WHAT THIS TASK INVOLVES -
The records sit below. Return every line in them that holds the word "materials".

INPUT RECORDS -
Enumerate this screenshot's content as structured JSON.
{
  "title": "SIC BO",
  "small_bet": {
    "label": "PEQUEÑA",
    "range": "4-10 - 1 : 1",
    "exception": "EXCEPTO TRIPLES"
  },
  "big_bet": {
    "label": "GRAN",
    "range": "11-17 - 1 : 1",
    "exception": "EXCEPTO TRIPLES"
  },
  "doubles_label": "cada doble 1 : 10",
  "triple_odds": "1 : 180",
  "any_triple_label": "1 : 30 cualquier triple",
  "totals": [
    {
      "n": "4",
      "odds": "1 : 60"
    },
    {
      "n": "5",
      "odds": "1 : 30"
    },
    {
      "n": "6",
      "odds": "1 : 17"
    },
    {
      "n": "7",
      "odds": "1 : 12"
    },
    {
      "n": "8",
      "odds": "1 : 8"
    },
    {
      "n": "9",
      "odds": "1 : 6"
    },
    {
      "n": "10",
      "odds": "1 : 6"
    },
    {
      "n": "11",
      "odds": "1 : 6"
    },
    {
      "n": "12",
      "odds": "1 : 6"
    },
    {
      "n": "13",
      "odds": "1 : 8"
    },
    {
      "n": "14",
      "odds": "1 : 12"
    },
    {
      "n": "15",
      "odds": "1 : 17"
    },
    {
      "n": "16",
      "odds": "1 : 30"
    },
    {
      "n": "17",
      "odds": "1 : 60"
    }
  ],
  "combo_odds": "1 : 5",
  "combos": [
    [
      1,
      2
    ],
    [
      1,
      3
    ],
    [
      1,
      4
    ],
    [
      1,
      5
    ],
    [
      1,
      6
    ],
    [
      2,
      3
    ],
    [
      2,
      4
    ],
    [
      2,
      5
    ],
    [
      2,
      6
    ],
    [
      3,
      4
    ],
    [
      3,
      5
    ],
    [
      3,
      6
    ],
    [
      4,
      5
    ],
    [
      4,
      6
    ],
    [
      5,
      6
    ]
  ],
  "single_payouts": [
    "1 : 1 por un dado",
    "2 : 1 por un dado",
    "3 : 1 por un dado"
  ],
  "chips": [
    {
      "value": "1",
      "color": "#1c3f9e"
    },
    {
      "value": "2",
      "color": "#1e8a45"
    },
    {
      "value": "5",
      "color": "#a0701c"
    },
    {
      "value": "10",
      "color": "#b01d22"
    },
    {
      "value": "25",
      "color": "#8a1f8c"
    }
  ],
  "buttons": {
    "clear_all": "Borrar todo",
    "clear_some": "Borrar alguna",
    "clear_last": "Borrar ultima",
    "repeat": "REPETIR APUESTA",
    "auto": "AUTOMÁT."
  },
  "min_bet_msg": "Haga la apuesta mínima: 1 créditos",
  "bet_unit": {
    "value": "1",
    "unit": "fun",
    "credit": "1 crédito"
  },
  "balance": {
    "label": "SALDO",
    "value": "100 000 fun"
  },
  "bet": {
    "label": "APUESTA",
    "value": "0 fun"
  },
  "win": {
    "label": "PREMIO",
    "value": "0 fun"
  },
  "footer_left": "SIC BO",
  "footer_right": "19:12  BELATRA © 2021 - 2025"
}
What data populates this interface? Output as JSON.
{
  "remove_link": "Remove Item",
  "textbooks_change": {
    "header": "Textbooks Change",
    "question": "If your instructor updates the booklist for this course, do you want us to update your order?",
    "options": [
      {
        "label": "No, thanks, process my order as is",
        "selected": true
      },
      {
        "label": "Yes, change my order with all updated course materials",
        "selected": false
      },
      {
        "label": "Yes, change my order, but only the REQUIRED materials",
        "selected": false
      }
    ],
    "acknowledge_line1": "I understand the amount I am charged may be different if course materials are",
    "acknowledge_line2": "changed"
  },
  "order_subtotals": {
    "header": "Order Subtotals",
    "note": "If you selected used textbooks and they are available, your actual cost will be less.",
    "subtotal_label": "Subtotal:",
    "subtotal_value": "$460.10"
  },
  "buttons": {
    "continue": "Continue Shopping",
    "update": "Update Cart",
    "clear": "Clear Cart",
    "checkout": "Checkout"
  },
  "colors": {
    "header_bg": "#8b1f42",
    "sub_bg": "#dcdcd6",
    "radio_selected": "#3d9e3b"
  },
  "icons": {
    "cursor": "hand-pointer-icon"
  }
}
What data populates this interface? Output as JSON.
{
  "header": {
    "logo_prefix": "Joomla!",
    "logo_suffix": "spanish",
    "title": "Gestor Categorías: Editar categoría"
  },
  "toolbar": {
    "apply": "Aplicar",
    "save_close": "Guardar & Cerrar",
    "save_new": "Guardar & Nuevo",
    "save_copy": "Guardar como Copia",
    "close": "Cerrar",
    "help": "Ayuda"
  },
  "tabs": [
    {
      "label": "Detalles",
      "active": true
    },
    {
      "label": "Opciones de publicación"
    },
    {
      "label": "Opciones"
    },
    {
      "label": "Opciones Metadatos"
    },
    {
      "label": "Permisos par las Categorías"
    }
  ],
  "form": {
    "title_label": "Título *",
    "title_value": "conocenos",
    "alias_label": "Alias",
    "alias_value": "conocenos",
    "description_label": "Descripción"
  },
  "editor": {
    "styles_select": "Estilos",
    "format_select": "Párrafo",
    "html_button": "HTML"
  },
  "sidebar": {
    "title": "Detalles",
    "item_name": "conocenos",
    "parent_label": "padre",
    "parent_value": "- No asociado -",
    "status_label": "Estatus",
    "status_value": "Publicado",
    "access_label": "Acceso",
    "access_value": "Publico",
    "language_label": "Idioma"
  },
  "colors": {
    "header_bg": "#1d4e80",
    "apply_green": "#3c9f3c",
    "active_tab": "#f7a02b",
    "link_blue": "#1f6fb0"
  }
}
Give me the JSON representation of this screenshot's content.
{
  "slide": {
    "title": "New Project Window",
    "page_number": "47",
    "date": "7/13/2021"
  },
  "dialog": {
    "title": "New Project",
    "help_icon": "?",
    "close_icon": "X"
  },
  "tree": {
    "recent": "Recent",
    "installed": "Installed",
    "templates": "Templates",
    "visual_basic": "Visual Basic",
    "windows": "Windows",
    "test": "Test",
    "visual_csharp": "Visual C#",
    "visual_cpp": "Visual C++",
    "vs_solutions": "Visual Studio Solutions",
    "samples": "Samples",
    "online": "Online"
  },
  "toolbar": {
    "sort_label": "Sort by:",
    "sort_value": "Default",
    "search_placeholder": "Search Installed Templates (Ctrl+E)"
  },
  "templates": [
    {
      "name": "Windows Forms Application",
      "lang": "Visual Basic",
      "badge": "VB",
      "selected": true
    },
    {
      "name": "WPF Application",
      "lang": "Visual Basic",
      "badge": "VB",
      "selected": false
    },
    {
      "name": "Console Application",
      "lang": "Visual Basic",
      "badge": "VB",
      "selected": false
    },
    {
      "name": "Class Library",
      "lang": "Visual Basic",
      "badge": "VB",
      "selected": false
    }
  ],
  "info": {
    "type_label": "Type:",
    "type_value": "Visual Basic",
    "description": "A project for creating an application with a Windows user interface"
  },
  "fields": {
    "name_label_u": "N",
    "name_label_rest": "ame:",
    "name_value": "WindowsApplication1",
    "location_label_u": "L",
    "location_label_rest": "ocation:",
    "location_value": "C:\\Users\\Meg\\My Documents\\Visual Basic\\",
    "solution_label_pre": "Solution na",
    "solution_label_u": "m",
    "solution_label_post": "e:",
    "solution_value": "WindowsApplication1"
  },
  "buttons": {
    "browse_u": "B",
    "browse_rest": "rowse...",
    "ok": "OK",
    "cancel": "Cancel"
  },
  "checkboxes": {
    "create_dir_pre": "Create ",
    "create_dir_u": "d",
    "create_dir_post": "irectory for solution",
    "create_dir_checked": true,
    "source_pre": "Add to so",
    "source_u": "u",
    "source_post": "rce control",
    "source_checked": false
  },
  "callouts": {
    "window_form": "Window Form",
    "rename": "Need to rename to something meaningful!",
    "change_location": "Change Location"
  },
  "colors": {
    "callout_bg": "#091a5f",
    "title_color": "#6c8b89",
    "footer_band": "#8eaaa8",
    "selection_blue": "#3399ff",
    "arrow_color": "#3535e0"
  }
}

ANSWER TO THE PROBLEM -
        "label": "Yes, change my order with all updated course materials",
        "label": "Yes, change my order, but only the REQUIRED materials",
    "acknowledge_line1": "I understand the amount I am charged may be different if course materials are",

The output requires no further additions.